#### [Work instruction]
Count the lines below with the string "Default" in them. Only the number should be given.
::: Data to examine :::
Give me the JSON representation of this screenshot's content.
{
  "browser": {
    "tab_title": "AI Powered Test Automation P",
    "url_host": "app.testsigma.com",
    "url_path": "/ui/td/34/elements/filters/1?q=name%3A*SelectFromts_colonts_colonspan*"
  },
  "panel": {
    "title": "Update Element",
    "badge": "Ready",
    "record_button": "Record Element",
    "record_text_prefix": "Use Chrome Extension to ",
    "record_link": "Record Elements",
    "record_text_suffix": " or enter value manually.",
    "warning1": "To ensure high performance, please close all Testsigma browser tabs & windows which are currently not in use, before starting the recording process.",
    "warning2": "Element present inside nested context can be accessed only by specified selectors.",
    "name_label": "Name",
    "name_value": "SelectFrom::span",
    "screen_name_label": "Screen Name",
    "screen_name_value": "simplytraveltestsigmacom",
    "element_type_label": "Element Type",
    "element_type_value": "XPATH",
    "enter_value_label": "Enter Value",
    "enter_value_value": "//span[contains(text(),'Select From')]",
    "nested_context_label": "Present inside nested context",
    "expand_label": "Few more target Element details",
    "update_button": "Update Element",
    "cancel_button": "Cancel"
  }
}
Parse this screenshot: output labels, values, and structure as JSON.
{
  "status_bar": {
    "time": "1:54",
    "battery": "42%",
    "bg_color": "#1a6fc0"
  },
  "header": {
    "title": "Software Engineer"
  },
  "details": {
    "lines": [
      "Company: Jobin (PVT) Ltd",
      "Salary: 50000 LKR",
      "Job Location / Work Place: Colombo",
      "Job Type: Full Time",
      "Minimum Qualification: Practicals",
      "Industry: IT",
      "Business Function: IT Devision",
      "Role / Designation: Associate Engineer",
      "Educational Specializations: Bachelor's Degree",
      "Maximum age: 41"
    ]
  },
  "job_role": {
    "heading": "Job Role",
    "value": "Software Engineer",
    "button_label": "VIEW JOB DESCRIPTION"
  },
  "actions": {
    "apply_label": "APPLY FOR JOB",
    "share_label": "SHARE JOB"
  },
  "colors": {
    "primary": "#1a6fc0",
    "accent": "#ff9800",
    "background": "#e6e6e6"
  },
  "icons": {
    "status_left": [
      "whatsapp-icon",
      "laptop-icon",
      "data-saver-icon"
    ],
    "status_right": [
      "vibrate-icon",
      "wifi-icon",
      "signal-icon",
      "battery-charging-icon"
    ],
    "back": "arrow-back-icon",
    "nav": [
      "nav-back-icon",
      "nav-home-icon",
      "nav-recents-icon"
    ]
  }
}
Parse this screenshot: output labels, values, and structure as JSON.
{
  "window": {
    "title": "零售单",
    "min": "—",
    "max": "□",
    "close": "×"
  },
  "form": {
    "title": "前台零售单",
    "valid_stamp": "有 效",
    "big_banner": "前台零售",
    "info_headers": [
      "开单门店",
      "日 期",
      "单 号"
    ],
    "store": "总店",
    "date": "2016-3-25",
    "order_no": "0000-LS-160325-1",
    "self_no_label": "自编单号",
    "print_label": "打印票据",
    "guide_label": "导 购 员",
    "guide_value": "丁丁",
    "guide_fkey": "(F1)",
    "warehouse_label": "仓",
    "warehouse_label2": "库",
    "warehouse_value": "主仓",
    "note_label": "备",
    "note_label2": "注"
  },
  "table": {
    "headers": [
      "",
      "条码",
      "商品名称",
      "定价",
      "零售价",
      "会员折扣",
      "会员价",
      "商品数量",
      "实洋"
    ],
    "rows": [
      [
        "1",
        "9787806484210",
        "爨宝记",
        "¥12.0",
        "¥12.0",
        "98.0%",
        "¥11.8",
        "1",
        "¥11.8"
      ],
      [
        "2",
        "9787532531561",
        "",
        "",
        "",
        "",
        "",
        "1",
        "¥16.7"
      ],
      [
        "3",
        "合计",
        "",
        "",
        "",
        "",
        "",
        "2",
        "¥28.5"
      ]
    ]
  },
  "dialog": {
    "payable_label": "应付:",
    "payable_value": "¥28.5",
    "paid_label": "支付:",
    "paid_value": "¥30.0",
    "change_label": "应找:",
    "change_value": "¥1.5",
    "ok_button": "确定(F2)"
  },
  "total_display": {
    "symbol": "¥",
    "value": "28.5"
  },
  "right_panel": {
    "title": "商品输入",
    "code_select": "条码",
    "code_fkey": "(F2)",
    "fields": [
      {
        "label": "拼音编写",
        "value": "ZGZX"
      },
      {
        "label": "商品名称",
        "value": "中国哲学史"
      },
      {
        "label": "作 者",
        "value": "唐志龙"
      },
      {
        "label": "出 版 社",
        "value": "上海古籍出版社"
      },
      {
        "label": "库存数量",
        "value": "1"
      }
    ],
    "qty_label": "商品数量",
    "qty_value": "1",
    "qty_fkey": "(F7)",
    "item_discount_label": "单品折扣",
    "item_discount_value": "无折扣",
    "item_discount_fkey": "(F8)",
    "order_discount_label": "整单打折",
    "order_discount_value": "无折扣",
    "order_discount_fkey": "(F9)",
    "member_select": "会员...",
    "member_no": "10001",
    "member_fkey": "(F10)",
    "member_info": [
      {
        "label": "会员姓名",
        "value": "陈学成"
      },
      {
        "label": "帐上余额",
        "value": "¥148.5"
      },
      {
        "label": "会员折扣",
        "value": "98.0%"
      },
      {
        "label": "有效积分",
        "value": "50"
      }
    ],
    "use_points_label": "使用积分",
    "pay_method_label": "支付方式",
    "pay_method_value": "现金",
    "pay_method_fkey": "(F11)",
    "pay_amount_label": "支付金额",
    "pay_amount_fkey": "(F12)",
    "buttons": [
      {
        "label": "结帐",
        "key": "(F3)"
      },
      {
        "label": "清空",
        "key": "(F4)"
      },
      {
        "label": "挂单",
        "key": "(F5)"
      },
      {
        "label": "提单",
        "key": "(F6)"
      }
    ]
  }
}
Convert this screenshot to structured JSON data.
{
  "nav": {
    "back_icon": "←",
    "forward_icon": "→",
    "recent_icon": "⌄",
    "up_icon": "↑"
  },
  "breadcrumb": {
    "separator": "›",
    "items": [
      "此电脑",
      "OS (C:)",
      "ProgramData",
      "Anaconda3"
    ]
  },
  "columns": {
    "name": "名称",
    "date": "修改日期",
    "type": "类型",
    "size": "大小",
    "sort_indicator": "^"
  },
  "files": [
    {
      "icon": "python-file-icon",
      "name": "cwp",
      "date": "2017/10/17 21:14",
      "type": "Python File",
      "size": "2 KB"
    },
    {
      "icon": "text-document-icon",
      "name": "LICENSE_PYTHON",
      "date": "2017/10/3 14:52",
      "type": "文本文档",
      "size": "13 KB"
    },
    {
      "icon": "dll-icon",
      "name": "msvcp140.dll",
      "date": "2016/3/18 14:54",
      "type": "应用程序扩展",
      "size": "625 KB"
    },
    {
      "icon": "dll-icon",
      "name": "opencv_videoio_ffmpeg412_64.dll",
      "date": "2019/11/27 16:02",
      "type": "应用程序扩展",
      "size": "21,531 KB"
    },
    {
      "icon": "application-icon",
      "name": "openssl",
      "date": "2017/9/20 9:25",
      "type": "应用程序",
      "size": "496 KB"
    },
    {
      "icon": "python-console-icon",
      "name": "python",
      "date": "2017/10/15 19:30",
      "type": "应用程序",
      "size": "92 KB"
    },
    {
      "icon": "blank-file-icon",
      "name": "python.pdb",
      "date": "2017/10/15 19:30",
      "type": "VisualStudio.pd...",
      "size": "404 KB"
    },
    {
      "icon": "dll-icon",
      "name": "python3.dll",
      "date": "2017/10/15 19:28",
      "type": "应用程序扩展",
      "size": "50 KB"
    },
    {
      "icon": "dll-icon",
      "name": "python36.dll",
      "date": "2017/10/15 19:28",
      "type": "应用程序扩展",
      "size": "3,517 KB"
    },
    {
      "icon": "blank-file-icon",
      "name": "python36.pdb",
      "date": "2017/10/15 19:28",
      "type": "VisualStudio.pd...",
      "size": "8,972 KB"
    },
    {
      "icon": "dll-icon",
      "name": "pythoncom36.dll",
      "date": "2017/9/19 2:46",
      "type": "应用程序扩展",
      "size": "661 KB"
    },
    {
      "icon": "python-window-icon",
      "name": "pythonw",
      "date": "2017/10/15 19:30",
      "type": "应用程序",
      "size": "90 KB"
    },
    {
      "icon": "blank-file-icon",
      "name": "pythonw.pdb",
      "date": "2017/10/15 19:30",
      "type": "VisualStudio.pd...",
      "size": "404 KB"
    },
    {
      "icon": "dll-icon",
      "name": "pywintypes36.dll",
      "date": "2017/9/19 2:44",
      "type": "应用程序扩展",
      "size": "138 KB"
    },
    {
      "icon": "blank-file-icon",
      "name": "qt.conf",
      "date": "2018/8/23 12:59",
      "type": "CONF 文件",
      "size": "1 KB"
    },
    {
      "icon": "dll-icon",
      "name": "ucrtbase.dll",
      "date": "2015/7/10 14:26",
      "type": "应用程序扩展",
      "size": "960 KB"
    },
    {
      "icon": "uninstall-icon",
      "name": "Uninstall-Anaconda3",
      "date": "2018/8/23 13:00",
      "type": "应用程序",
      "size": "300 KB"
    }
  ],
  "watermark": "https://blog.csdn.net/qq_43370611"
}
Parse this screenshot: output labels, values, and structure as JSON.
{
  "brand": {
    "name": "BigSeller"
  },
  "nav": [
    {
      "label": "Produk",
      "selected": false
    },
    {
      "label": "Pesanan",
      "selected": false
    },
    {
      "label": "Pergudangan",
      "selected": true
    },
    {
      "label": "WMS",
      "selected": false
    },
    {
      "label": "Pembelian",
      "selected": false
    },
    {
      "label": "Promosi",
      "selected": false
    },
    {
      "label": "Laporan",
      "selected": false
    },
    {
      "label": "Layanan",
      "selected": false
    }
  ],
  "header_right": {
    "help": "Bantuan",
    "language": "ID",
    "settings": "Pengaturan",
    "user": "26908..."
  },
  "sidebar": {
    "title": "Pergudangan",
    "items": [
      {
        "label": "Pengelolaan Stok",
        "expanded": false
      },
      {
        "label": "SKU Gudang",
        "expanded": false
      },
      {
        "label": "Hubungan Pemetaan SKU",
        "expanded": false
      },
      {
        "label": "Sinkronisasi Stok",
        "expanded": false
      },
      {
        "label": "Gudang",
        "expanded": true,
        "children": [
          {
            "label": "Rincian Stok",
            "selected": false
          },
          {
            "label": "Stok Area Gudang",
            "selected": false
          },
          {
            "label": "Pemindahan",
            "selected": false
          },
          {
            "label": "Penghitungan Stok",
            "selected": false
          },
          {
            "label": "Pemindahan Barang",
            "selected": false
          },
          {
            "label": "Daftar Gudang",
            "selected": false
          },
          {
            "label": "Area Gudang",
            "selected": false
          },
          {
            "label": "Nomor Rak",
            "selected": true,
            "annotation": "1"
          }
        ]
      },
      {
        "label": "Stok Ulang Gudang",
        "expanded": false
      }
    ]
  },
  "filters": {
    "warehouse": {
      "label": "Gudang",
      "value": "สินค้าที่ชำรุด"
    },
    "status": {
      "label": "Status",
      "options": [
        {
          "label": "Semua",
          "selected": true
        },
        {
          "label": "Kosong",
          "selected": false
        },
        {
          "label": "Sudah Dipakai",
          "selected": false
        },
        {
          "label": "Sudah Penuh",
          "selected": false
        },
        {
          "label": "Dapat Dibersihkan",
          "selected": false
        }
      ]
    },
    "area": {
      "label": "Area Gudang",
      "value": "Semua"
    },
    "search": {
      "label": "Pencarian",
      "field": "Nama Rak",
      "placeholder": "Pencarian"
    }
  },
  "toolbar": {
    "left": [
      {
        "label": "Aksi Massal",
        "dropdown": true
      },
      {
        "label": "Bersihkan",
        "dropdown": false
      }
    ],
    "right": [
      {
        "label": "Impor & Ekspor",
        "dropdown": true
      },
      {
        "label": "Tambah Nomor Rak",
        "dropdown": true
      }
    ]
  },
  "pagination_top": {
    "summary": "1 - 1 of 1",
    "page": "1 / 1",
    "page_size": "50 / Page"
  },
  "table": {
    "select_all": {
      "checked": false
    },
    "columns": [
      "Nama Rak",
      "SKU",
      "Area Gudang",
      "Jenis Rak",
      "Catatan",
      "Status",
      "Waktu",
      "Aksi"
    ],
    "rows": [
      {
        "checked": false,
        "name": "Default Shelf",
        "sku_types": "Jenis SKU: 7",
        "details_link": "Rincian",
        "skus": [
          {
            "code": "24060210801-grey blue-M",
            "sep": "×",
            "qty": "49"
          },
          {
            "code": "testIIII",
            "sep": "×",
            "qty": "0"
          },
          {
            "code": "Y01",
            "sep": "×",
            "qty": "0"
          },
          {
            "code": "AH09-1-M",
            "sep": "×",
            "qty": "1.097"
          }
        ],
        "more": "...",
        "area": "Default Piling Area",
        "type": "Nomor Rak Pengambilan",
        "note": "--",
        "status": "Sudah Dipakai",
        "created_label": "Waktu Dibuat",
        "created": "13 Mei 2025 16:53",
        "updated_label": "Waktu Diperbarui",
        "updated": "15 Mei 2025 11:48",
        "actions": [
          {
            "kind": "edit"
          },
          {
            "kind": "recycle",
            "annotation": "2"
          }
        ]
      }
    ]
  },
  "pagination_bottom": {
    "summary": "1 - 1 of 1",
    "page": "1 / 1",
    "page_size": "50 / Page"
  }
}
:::
#### [Worked solution]
2